Protecting trust assets which were transferred to a nominee trust, primarily for estate planning purposes creates unique issue in a Chapter 7 Bankruptcy. If you have transferred your house to a trust (or are considering doing so) and want to protect it in the event of a Chapter 7 Bankruptcy Filing, read on.
There are a number of factors that all address whether or not a debtor's house is exempt from the bankruptcy estate, or whether the bankruptcy court could require the debtor to sell his property to pay some (or all) of his debts. For example, whether or not the debtor actually resides in the subject property or if it is held as an investment property; the total net equity in the property, including mortgages or other liens; and the debtor's exemption elections could all affect how a debtor can protect (or, conversely, risk) a house and your other various assets upon filing a Chapter 7 petition.
First, in Massachusetts, recall that there are two separate exemptions schemes which define what types of property you are allowed to retain, and cannot be sold by the Chapter 7 Trustee to be distributed to your creditors: Federal Exemptions and Massachusetts Exemptions. Generally speaking, the federal exemptions are better suited to protecting your tangible personal property, such as automobiles, bank accounts, etc., but cannot protect more than approximately $21,625.00 worth of equity in a homestead. In situations where you are seeking to protect more than $21,625 in home equity, the Massachusetts Exemptions can protect up to $500,000.00 in home equity, at the cost of significantly reduced exemptions for personal property (i.e., $700.00 equity in an automobile, for example). The caveat is that in order to benefit from the Massachusetts Exemptions, you must file and record a Massachusetts Declaration of Homestead.
Ownership of real property through a nominee trust creates a legal impediment to protecting your equity in your home, however, in certain circumstances, the court has essentially ignored this impediment.

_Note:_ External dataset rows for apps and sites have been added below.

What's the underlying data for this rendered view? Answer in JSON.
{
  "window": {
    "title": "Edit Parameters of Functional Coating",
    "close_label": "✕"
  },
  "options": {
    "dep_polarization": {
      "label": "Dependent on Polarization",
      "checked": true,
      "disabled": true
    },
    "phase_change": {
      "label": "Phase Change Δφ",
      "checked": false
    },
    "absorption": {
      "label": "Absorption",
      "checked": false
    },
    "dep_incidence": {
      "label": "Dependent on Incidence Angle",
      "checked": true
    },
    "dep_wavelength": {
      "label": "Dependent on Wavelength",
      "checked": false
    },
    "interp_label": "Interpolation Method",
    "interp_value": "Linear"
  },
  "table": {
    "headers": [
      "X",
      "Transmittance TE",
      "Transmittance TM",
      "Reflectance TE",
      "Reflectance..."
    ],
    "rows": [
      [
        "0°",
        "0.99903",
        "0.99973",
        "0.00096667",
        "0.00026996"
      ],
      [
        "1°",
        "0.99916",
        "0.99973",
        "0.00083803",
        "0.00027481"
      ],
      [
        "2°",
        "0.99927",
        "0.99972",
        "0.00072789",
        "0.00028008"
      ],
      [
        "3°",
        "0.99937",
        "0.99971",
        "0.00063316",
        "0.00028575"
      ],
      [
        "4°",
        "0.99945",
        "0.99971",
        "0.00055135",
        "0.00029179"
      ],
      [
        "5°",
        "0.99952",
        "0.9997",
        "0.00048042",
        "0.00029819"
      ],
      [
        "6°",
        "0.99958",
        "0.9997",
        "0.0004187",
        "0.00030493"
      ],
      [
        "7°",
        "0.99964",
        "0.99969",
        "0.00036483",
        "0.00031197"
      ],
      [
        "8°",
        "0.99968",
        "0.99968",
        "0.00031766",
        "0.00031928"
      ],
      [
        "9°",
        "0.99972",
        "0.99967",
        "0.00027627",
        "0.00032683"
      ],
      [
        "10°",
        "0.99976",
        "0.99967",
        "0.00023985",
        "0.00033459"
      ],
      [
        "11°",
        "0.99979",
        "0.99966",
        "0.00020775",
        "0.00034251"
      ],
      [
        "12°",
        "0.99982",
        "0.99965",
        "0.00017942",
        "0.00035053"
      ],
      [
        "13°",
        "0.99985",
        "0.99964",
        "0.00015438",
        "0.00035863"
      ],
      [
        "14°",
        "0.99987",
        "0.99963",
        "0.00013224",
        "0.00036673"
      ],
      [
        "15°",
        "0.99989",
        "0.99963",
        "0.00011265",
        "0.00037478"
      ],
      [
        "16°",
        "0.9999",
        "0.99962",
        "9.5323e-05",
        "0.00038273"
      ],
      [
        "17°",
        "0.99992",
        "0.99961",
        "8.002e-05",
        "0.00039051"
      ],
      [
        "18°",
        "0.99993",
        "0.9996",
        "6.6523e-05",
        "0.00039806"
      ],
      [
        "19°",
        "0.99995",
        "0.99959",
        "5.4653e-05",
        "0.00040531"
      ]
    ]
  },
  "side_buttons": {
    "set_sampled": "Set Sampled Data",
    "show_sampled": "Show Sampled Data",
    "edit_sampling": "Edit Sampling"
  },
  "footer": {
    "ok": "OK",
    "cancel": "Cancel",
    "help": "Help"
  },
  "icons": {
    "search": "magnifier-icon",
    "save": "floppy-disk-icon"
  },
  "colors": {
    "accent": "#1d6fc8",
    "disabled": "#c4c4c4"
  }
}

In situations where a trust is the legal titleholder of the debtor's residence, and not the debtor, there is a legal question of whether the debtor is still permitted, by law, to file a Massachusetts Declaration of Homestead. A 2007 Massachusetts Bankruptcy Court case titled “In re: Edward R. Szwyd” decided that “property held in trust is not eligible for Homestead protection. Only individuals may claim a Homestead.” However, in Szwyd, the debtors nevertheless filed a homestead declaration and the Court allowed the Homestead to stand. In this case, the debtor was the sole trustee and beneficiary and no trust existed under Massachusetts law, because the legal protections of the trust merged into the sole trustee and beneficiary, making the debtor the sole beneficial “owner” for purposes of the bankruptcy code.
We would observe a similar result if the debtor were attempting to protect a second home or investment property held in a trust and not the debtor's primary residence.
Depending on the level of equity in the debtors' primary residence - the one not in the trust - 11 U.S.C. 522(d)(1) would exempt $21,625.00 of net equity in the home, ($43,250.00 for a joint filing). In Massachusetts, the Debtor could elect to file under the Massachusetts exemption scheme, and under M.G.L. c. 188 s. 1, could protect up to $500,000.00 worth of home equity.
There is no specific exemption to protect a second home, however, depending on the net equity (or lack thereof) in the primary residence, 11 U.S.C. 522(d)(5) permits the debtors to exempt any unused portion of their 11 U.S.C. 522(d)(1) exemption - including all $21,625.00 of it - if the primary residence had no equity or the debtor's intention was to surrender it to the secured lender or the property had no equity.